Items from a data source
>>>>>

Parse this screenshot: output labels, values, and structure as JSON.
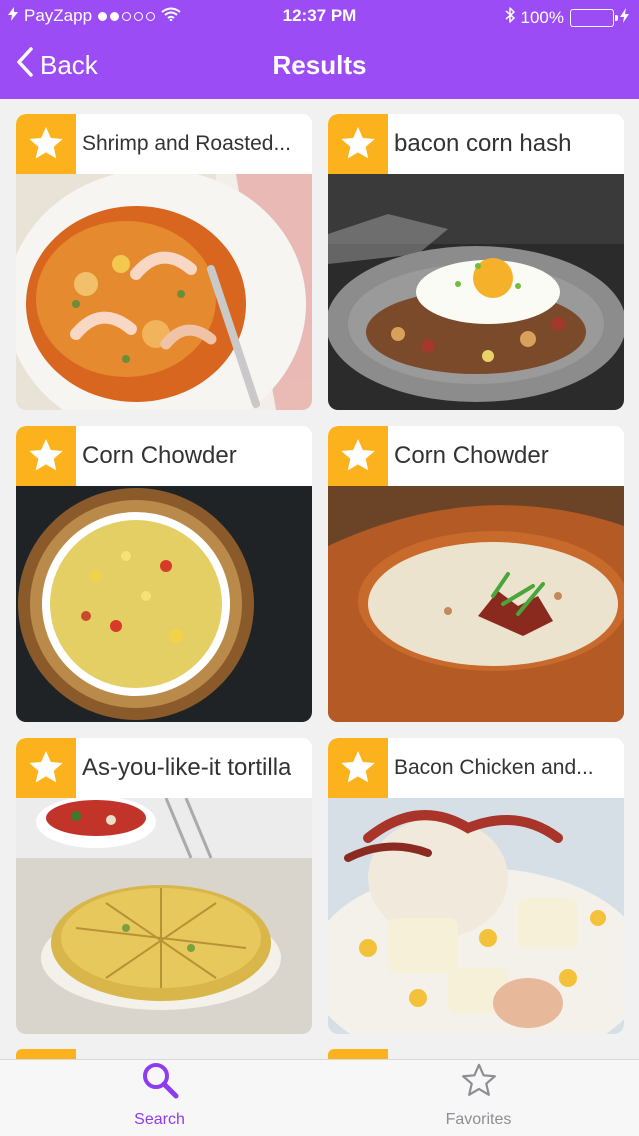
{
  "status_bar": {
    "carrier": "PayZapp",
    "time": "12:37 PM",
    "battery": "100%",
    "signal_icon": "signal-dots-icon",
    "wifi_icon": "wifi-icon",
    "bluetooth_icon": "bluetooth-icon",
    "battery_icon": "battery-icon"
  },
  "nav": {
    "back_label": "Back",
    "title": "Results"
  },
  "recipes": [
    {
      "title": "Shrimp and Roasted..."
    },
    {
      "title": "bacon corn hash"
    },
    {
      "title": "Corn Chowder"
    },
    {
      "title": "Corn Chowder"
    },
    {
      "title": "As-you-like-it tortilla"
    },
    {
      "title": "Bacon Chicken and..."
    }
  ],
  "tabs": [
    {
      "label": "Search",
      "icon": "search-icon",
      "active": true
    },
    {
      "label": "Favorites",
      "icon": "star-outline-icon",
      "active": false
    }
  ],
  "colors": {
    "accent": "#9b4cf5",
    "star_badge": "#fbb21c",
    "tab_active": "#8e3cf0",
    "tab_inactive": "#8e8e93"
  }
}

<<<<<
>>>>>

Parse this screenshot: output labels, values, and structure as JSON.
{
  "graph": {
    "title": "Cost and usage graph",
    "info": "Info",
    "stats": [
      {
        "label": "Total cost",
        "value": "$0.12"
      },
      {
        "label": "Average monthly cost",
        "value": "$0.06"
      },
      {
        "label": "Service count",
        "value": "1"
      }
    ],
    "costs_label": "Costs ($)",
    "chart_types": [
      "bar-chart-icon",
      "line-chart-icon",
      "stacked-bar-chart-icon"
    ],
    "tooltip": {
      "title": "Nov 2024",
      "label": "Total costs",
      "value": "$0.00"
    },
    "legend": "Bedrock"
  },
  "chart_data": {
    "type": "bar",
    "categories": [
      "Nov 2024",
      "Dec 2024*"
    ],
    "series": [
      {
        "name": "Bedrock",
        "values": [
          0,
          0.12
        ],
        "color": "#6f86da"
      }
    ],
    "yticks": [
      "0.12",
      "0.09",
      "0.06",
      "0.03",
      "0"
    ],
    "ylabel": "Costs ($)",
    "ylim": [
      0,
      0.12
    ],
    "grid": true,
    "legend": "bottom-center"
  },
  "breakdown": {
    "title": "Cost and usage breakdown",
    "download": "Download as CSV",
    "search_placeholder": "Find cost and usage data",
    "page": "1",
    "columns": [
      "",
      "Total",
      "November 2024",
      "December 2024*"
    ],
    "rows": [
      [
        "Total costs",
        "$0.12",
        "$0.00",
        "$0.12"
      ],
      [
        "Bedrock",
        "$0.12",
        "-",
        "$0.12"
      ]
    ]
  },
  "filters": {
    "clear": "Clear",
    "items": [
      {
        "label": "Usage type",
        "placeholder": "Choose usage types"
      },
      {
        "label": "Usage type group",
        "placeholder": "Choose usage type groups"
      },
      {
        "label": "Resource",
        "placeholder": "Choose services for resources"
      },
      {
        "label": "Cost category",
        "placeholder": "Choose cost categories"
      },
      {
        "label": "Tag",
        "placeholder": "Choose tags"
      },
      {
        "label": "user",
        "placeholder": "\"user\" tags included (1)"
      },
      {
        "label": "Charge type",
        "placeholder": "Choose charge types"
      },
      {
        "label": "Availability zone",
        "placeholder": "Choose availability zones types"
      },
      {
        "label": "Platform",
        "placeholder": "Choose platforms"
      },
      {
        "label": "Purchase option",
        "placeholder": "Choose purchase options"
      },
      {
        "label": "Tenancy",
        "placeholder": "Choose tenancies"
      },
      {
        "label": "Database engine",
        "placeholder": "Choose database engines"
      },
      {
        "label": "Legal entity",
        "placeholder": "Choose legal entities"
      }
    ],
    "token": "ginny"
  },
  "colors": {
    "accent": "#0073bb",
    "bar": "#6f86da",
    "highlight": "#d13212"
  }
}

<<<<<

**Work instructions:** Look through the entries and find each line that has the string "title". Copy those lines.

**Expected answer:**
    "title": "Results"
      "title": "Shrimp and Roasted..."
      "title": "bacon corn hash"
      "title": "Corn Chowder"
      "title": "Corn Chowder"
      "title": "As-you-like-it tortilla"
      "title": "Bacon Chicken and..."
    "title": "Cost and usage graph",
      "title": "Nov 2024",
    "title": "Cost and usage breakdown",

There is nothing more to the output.